- **WHAT YOU HAVE TO DO**
Going through the entries below, copy out each line that contains "with".

----------

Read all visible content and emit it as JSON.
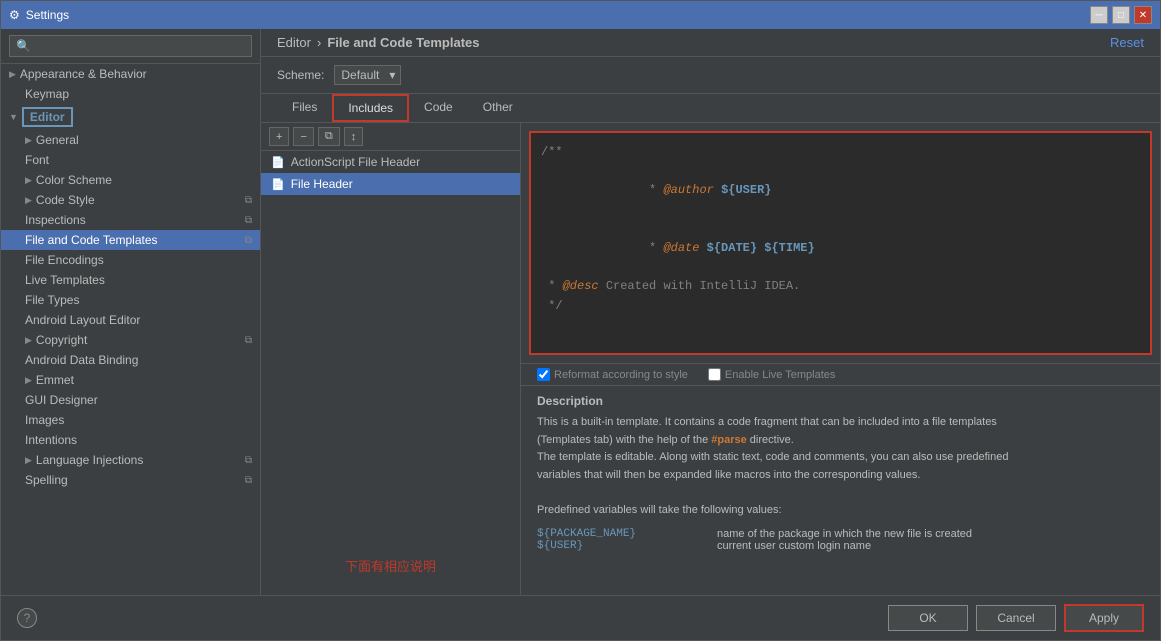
{
  "window": {
    "title": "Settings"
  },
  "header": {
    "breadcrumb_editor": "Editor",
    "breadcrumb_sep": "›",
    "breadcrumb_current": "File and Code Templates",
    "reset_label": "Reset"
  },
  "scheme": {
    "label": "Scheme:",
    "value": "Default"
  },
  "tabs": [
    {
      "id": "files",
      "label": "Files",
      "active": false
    },
    {
      "id": "includes",
      "label": "Includes",
      "active": true,
      "highlighted": true
    },
    {
      "id": "code",
      "label": "Code",
      "active": false
    },
    {
      "id": "other",
      "label": "Other",
      "active": false
    }
  ],
  "toolbar": {
    "add": "+",
    "remove": "−",
    "copy": "⧉",
    "move": "↕"
  },
  "templates": [
    {
      "id": "actionscript",
      "label": "ActionScript File Header",
      "selected": false
    },
    {
      "id": "fileheader",
      "label": "File Header",
      "selected": true
    }
  ],
  "code": {
    "lines": [
      {
        "text": "/**",
        "type": "comment"
      },
      {
        "text": " * @author ",
        "type": "comment",
        "var": "${USER}",
        "var_type": "var"
      },
      {
        "text": " * @date ",
        "type": "comment",
        "var": "${DATE} ${TIME}",
        "var_type": "var"
      },
      {
        "text": " * @desc Created with IntelliJ IDEA.",
        "type": "comment"
      },
      {
        "text": " */",
        "type": "comment"
      }
    ]
  },
  "options": {
    "reformat": "Reformat according to style",
    "live_templates": "Enable Live Templates"
  },
  "description": {
    "title": "Description",
    "text1": "This is a built-in template. It contains a code fragment that can be included into a file templates",
    "text2": "(Templates tab) with the help of the #parse directive.",
    "text3": "The template is editable. Along with static text, code and comments, you can also use predefined",
    "text4": "variables that will then be expanded like macros into the corresponding values.",
    "text5": "Predefined variables will take the following values:",
    "vars": [
      {
        "key": "${PACKAGE_NAME}",
        "desc": "name of the package in which the new file is created"
      },
      {
        "key": "${USER}",
        "desc": "current user custom login name"
      }
    ]
  },
  "sidebar": {
    "search_placeholder": "🔍",
    "items": [
      {
        "label": "Appearance & Behavior",
        "level": 0,
        "has_arrow": true,
        "id": "appearance"
      },
      {
        "label": "Keymap",
        "level": 1,
        "id": "keymap"
      },
      {
        "label": "Editor",
        "level": 0,
        "has_arrow": true,
        "id": "editor",
        "selected_section": true
      },
      {
        "label": "General",
        "level": 1,
        "has_arrow": true,
        "id": "general"
      },
      {
        "label": "Font",
        "level": 1,
        "id": "font"
      },
      {
        "label": "Color Scheme",
        "level": 1,
        "has_arrow": true,
        "id": "colorscheme"
      },
      {
        "label": "Code Style",
        "level": 1,
        "has_arrow": true,
        "id": "codestyle",
        "has_copy": true
      },
      {
        "label": "Inspections",
        "level": 1,
        "id": "inspections",
        "has_copy": true
      },
      {
        "label": "File and Code Templates",
        "level": 1,
        "id": "filecodetemplates",
        "selected": true,
        "has_copy": true
      },
      {
        "label": "File Encodings",
        "level": 1,
        "id": "fileencodings"
      },
      {
        "label": "Live Templates",
        "level": 1,
        "id": "livetemplates"
      },
      {
        "label": "File Types",
        "level": 1,
        "id": "filetypes"
      },
      {
        "label": "Android Layout Editor",
        "level": 1,
        "id": "androidlayout"
      },
      {
        "label": "Copyright",
        "level": 1,
        "has_arrow": true,
        "id": "copyright",
        "has_copy": true
      },
      {
        "label": "Android Data Binding",
        "level": 1,
        "id": "androiddatabinding"
      },
      {
        "label": "Emmet",
        "level": 1,
        "has_arrow": true,
        "id": "emmet"
      },
      {
        "label": "GUI Designer",
        "level": 1,
        "id": "guidesigner"
      },
      {
        "label": "Images",
        "level": 1,
        "id": "images"
      },
      {
        "label": "Intentions",
        "level": 1,
        "id": "intentions"
      },
      {
        "label": "Language Injections",
        "level": 1,
        "has_arrow": true,
        "id": "langinjections",
        "has_copy": true
      },
      {
        "label": "Spelling",
        "level": 1,
        "id": "spelling",
        "has_copy": true
      }
    ]
  },
  "footer": {
    "ok_label": "OK",
    "cancel_label": "Cancel",
    "apply_label": "Apply",
    "help_label": "?"
  },
  "annotation": {
    "chinese_note": "下面有相应说明"
  },
  "colors": {
    "accent": "#4b6eaf",
    "red": "#c0392b",
    "bg_main": "#3c3f41",
    "bg_editor": "#2b2b2b"
  }
}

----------

- **THE ANSWER**
        "text": " * @desc Created with IntelliJ IDEA.",
    "text2": "(Templates tab) with the help of the #parse directive.",
    "text3": "The template is editable. Along with static text, code and comments, you can also use predefined",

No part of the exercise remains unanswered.